This won’t apply to most players, but webmasters need to hold casinos to standards, too. Almost all online casinos have affiliate programs, and how they treat their affiliates matters. The industry has seen all kinds of awful behavior toward the Webmasters who operate online gambling information sites.
One of the most obnoxious things an online casino can do is retroactively change their terms and conditions. Here’s an example:
You sign up at an affiliate program, and they agree to pay you 25% rev share on your customers. Then a few months later, they send you an email complaining that you’re not sending them enough new players, so they’re closing your account.
The terms of your agreement with the property included some vague language about how the affiliate program can change these terms at any time, but let’s be real. You didn’t expect to stop getting your commissions on those players just because your site got a Google penalty and traffic took a nosedive.
Arbitrary enforcement and changing of terms and conditions for affiliates is a blight on the industry. Casinos which mistreat players will also mistreat webmasters, and vice versa.
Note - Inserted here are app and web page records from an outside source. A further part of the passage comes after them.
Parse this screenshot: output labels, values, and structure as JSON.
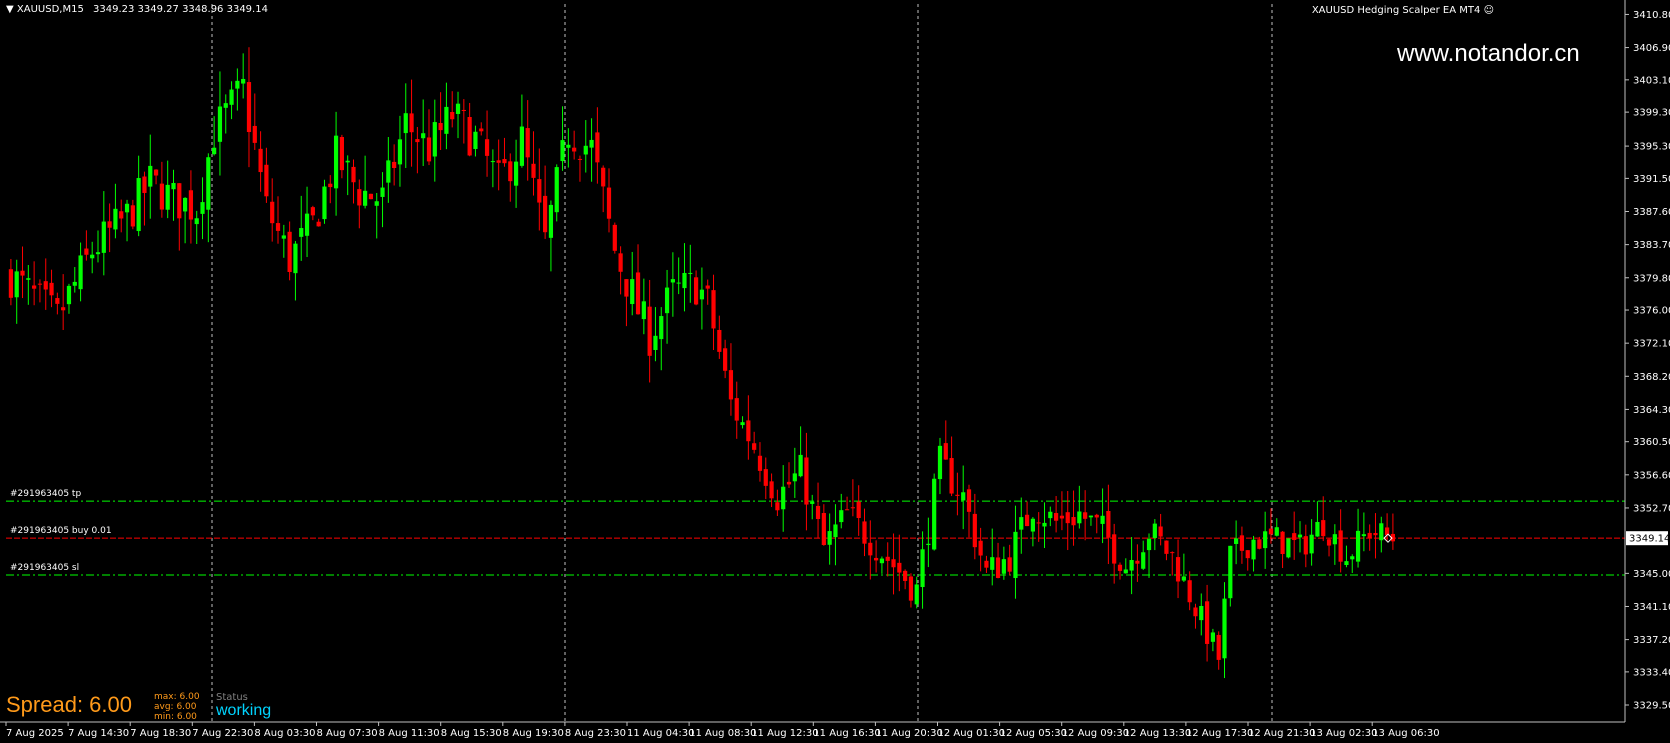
{
  "header": {
    "symbol_tf": "XAUUSD,M15",
    "ohlc": "3349.23 3349.27 3348.96 3349.14",
    "ea_name": "XAUUSD Hedging Scalper EA MT4",
    "watermark": "www.notandor.cn"
  },
  "panel": {
    "spread_label": "Spread: 6.00",
    "max": "max: 6.00",
    "avg": "avg: 6.00",
    "min": "min: 6.00",
    "status_label": "Status",
    "status_value": "working"
  },
  "orders": [
    {
      "label": "#291963405 tp",
      "price": 3353.5,
      "color": "#00ff00"
    },
    {
      "label": "#291963405 buy 0.01",
      "price": 3349.14,
      "color": "#ff0000"
    },
    {
      "label": "#291963405 sl",
      "price": 3344.8,
      "color": "#00ff00"
    }
  ],
  "colors": {
    "background": "#000000",
    "bull": "#00ff00",
    "bear": "#ff0000",
    "grid": "#c0c0c0",
    "price_line": "#ff0000",
    "spread_text": "#ff9a1a",
    "status_text": "#00d4ff"
  },
  "chart_data": {
    "type": "candlestick",
    "title": "",
    "xlabel": "",
    "ylabel": "",
    "ylim": [
      3327.5,
      3412.5
    ],
    "y_ticks": [
      "3410.80",
      "3406.90",
      "3403.10",
      "3399.30",
      "3395.30",
      "3391.50",
      "3387.60",
      "3383.70",
      "3379.80",
      "3376.00",
      "3372.10",
      "3368.20",
      "3364.30",
      "3360.50",
      "3356.60",
      "3352.70",
      "3345.00",
      "3341.10",
      "3337.20",
      "3333.40",
      "3329.50"
    ],
    "current_price": "3349.14",
    "x_ticks": [
      "7 Aug 2025",
      "7 Aug 14:30",
      "7 Aug 18:30",
      "7 Aug 22:30",
      "8 Aug 03:30",
      "8 Aug 07:30",
      "8 Aug 11:30",
      "8 Aug 15:30",
      "8 Aug 19:30",
      "8 Aug 23:30",
      "11 Aug 04:30",
      "11 Aug 08:30",
      "11 Aug 12:30",
      "11 Aug 16:30",
      "11 Aug 20:30",
      "12 Aug 01:30",
      "12 Aug 05:30",
      "12 Aug 09:30",
      "12 Aug 13:30",
      "12 Aug 17:30",
      "12 Aug 21:30",
      "13 Aug 02:30",
      "13 Aug 06:30"
    ],
    "day_separators": [
      "8 Aug 2025",
      "11 Aug 2025",
      "12 Aug 2025",
      "13 Aug 2025"
    ],
    "close_path": [
      [
        0,
        3380
      ],
      [
        8,
        3375
      ],
      [
        14,
        3383
      ],
      [
        20,
        3387
      ],
      [
        24,
        3391
      ],
      [
        28,
        3389
      ],
      [
        32,
        3388
      ],
      [
        35,
        3397
      ],
      [
        40,
        3402
      ],
      [
        44,
        3388
      ],
      [
        48,
        3382
      ],
      [
        52,
        3386
      ],
      [
        56,
        3394
      ],
      [
        60,
        3390
      ],
      [
        64,
        3389
      ],
      [
        68,
        3398
      ],
      [
        72,
        3395
      ],
      [
        76,
        3399
      ],
      [
        80,
        3396
      ],
      [
        84,
        3391
      ],
      [
        88,
        3396
      ],
      [
        92,
        3384
      ],
      [
        96,
        3397
      ],
      [
        100,
        3395
      ],
      [
        104,
        3383
      ],
      [
        108,
        3376
      ],
      [
        110,
        3373
      ],
      [
        114,
        3378
      ],
      [
        118,
        3379
      ],
      [
        120,
        3377
      ],
      [
        124,
        3365
      ],
      [
        128,
        3360
      ],
      [
        132,
        3354
      ],
      [
        136,
        3357
      ],
      [
        140,
        3348
      ],
      [
        144,
        3352
      ],
      [
        148,
        3349
      ],
      [
        152,
        3346
      ],
      [
        156,
        3343
      ],
      [
        160,
        3358
      ],
      [
        164,
        3354
      ],
      [
        168,
        3345
      ],
      [
        172,
        3347
      ],
      [
        176,
        3353
      ],
      [
        180,
        3351
      ],
      [
        184,
        3352
      ],
      [
        188,
        3350
      ],
      [
        192,
        3346
      ],
      [
        196,
        3350
      ],
      [
        200,
        3347
      ],
      [
        204,
        3341
      ],
      [
        208,
        3335
      ],
      [
        210,
        3347
      ],
      [
        214,
        3349
      ],
      [
        218,
        3349
      ],
      [
        222,
        3348
      ],
      [
        226,
        3351
      ],
      [
        230,
        3347
      ],
      [
        234,
        3350
      ],
      [
        238,
        3349.14
      ]
    ]
  }
}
Players should consider reading gambling webmaster forums to see if webmasters are complaining about the casino at which they’re considering playing. Webmasters should read player forums, too.
Legitimate, trustworthy casinos offer prominent links for problem gamblers to sites where they can find help. I don’t have an opinion on which treatment modalities are best for gambling addicts. 12 step programs work great for some people, but other people often need some other kind of help.
Casino sites which don’t offer these prominent links are the exception, not the rule. It’s such a standard part of an online casino website design that the lack of these links should raise eyebrows. I’m not sure I’ve ever clicked through to any of these sites linked to in the footer.
But I don’t think I’d want to play at a site which neglected to include these links, either.
This is one of those easy, no-brainer ways of demonstrating that you care about your customers. It’s so easy that it’s worth doing even if you’re faking that you care.
A site that doesn’t even want to pretend that it cares about gamblers and problem gambling is probably site you shouldn’t patronize.
The online gambling industry is largely unregulated in much of the world. Even in the jurisdictions where it is regulated, the standards might not be what I’d hope for. Luckily, enough player and webmaster forums look out for players’ interests that you can investigate reputations.
But new online casino gamblers might not know what behavior to look for from these companies. The purpose of this post was to give you some easy standards to apply when evaluating where you want to play.